PROMPT ▸
Looking through the data, please report how many lines contain the string "description", giving nothing but the number.

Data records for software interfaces
================

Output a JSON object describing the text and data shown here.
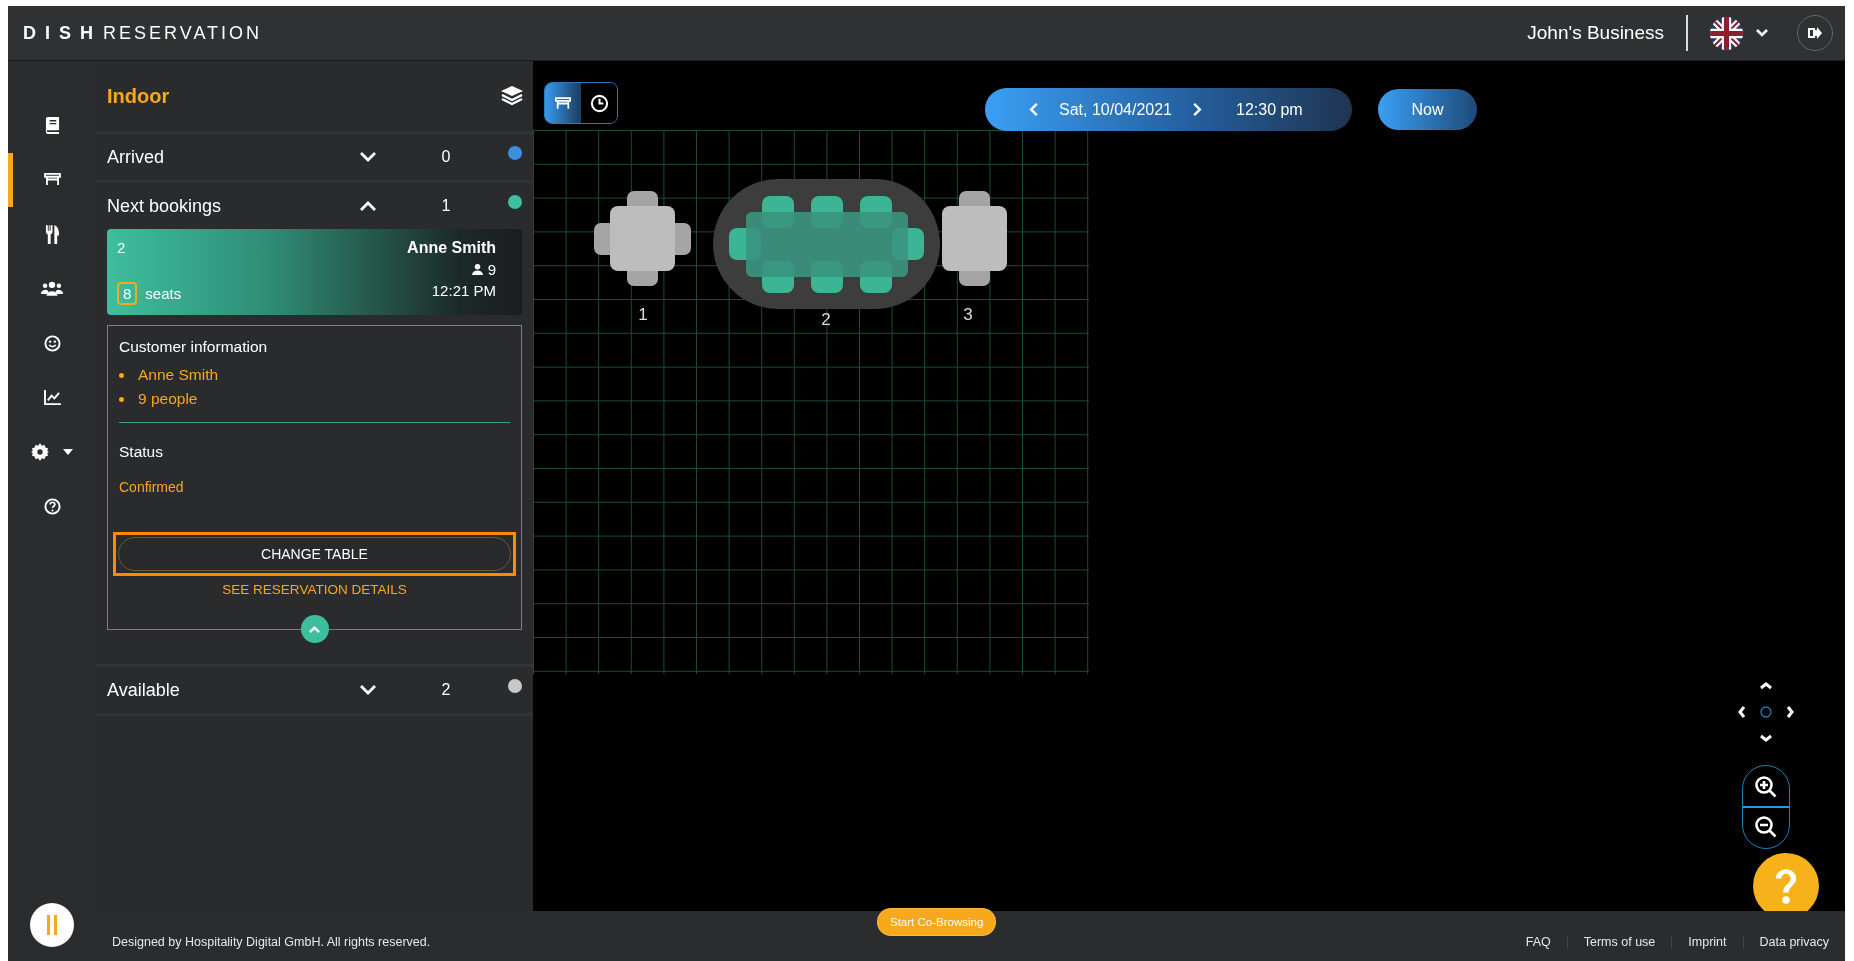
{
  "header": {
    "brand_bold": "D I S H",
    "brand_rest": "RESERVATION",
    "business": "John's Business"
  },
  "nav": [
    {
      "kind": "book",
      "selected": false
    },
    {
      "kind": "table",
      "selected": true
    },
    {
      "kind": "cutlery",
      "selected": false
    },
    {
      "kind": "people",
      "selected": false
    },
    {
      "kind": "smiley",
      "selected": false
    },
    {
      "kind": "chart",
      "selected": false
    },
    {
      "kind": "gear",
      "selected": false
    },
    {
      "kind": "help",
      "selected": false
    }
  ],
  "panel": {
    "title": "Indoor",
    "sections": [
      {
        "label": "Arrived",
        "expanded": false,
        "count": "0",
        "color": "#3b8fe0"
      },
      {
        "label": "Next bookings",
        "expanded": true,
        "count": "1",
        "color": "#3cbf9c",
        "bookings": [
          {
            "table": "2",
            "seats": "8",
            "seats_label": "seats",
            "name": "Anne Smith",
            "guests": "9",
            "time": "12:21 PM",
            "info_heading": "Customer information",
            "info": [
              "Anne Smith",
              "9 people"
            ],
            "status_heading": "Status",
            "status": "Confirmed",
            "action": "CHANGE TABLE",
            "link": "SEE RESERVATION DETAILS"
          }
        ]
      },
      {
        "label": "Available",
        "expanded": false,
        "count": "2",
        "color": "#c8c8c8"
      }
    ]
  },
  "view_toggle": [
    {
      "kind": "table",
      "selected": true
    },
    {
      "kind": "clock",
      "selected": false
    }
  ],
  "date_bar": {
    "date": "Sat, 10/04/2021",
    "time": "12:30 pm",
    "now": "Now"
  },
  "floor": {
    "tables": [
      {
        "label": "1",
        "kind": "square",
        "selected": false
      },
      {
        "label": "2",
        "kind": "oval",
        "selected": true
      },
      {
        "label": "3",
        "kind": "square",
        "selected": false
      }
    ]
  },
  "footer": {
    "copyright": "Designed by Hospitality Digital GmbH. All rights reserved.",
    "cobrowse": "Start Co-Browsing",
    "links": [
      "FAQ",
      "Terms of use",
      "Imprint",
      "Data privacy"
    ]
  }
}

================

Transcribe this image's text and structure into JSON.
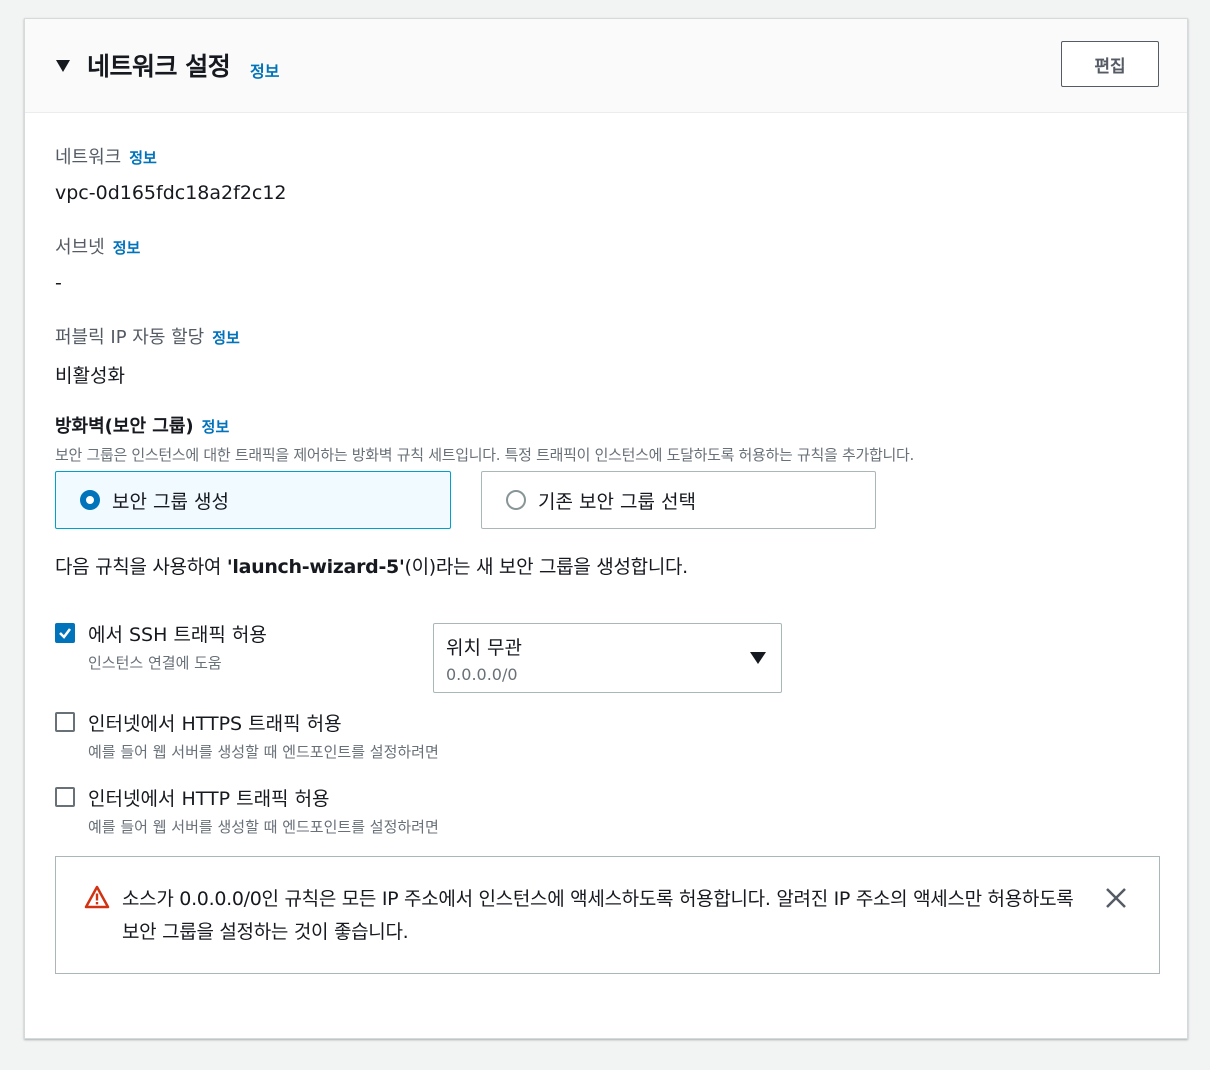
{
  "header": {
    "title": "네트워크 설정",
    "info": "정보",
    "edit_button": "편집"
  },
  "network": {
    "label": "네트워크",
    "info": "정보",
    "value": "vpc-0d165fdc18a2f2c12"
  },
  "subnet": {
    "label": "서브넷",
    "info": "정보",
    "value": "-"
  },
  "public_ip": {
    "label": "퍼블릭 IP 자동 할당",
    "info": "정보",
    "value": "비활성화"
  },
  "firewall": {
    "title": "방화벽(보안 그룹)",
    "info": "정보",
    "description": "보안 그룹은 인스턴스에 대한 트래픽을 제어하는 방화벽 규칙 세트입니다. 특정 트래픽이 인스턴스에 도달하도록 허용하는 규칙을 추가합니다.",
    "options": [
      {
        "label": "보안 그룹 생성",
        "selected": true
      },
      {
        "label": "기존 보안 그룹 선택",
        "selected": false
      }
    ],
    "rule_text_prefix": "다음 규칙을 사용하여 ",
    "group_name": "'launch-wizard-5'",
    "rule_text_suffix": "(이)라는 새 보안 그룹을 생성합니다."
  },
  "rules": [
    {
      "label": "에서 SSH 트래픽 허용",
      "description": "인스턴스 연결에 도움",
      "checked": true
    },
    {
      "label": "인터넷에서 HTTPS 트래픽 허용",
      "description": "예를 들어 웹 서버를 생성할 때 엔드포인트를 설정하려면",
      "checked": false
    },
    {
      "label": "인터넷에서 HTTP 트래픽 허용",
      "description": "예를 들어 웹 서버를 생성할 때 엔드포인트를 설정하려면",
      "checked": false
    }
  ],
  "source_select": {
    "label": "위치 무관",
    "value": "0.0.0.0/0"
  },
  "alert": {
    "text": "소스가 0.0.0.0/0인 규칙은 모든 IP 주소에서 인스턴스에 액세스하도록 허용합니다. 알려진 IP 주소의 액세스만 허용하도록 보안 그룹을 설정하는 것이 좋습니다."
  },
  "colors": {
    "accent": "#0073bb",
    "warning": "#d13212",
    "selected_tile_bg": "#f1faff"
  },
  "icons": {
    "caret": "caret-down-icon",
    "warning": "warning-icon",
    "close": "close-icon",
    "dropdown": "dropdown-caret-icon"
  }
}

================

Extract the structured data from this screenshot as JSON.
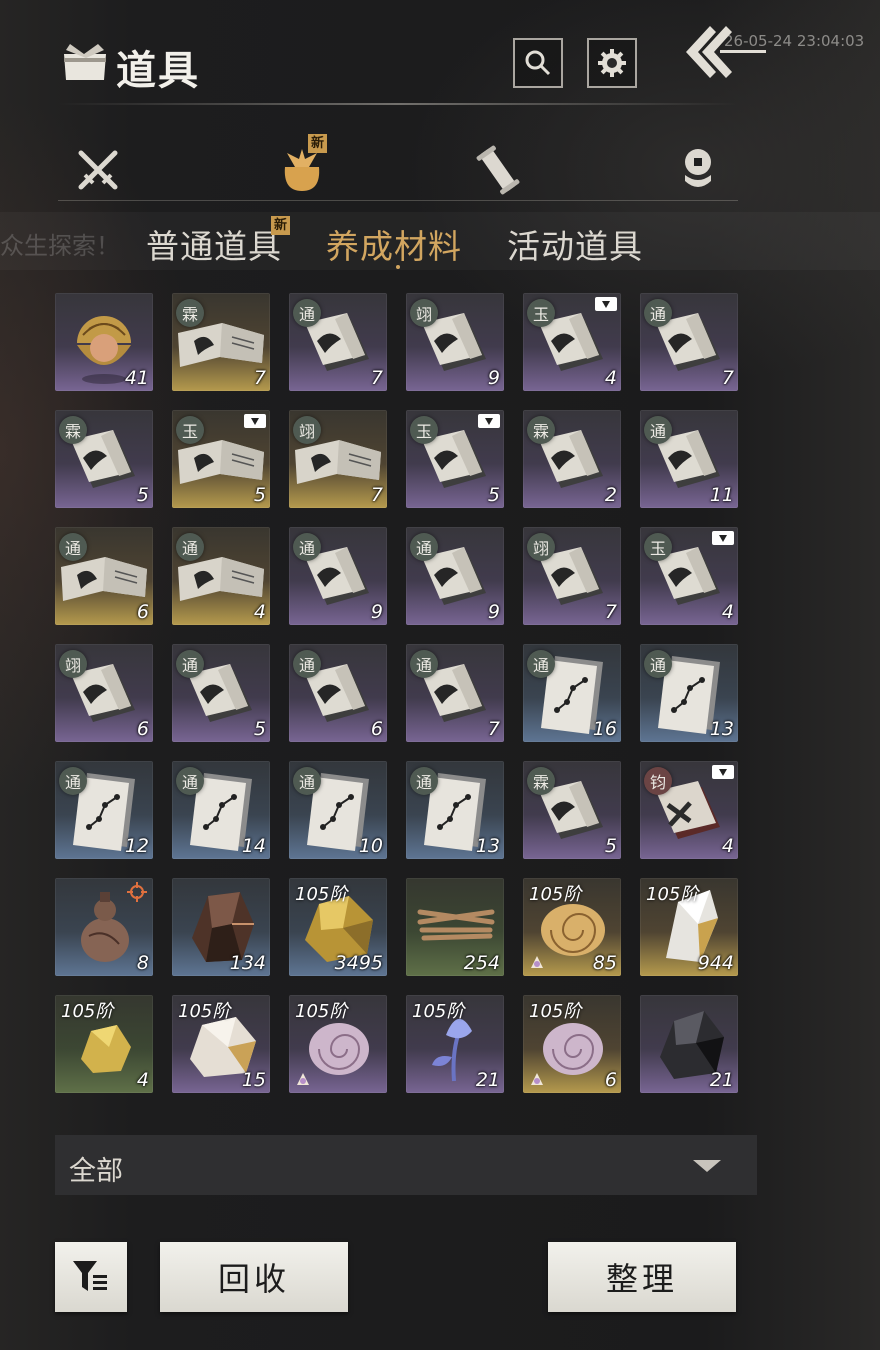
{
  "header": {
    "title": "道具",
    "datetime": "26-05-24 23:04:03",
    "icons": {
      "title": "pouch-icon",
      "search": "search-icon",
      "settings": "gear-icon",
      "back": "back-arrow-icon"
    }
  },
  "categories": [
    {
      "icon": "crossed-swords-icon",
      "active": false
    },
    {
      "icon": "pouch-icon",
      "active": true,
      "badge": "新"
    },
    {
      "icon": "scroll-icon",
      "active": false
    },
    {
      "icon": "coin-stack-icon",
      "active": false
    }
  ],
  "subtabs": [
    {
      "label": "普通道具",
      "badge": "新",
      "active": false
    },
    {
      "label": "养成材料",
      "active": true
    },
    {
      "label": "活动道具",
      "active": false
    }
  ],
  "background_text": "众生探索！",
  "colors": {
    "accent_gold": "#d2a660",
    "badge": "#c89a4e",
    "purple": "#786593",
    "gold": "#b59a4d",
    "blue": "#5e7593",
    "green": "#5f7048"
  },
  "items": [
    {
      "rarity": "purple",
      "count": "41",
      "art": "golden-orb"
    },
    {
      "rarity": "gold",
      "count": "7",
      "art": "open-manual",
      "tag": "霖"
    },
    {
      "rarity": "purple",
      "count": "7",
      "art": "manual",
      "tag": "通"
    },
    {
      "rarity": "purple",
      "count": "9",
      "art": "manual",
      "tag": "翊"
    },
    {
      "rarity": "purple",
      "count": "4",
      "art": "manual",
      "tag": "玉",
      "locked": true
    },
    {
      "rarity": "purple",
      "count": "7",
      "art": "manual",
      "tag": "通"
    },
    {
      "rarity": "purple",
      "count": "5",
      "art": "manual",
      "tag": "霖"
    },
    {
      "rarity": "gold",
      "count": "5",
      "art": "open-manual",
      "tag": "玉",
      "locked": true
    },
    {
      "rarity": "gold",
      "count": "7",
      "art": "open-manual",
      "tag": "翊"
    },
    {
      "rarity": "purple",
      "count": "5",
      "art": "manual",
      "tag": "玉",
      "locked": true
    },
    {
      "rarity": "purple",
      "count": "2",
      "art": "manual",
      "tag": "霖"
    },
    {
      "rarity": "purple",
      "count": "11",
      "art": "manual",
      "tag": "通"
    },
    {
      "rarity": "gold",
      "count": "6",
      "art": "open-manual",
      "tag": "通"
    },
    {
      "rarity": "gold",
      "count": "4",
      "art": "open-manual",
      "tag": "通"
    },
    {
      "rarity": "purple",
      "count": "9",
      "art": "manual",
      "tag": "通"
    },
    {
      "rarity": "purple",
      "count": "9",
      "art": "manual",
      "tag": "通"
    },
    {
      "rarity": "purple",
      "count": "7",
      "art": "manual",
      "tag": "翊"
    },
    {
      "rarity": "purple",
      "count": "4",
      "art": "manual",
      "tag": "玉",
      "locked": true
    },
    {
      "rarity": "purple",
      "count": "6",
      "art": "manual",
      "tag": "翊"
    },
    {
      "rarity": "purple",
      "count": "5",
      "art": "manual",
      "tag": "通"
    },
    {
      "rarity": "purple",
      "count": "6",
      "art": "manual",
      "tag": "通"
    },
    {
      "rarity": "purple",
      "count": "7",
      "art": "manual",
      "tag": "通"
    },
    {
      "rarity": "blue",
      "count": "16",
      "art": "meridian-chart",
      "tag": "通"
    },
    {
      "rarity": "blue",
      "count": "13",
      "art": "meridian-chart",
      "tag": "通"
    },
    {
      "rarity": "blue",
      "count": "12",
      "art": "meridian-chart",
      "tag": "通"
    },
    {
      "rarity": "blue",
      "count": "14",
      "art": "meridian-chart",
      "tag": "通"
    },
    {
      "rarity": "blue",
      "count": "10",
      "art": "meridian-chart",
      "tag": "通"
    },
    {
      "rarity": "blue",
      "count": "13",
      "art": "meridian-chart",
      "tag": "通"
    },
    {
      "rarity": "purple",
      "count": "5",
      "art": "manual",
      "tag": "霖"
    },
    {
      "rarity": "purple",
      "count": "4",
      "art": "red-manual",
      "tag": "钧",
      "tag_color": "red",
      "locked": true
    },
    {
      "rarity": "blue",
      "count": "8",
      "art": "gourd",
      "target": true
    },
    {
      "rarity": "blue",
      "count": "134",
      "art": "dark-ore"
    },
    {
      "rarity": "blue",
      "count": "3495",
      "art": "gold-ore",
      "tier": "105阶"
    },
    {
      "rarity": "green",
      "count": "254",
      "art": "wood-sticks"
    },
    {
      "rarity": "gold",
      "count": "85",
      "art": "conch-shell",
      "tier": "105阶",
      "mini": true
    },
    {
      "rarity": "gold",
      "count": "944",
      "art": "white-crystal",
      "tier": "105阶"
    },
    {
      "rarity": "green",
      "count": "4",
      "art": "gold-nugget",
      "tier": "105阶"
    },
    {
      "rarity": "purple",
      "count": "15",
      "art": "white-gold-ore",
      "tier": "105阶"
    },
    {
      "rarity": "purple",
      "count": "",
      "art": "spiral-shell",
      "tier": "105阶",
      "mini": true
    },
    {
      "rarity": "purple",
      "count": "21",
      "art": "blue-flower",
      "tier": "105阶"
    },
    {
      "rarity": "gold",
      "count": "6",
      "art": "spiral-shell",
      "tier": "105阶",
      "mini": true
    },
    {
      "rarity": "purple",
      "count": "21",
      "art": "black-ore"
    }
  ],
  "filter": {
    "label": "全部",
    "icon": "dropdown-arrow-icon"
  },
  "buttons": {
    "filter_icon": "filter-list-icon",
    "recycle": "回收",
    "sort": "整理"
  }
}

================

RESULT OF THE EXERCISE ▸
4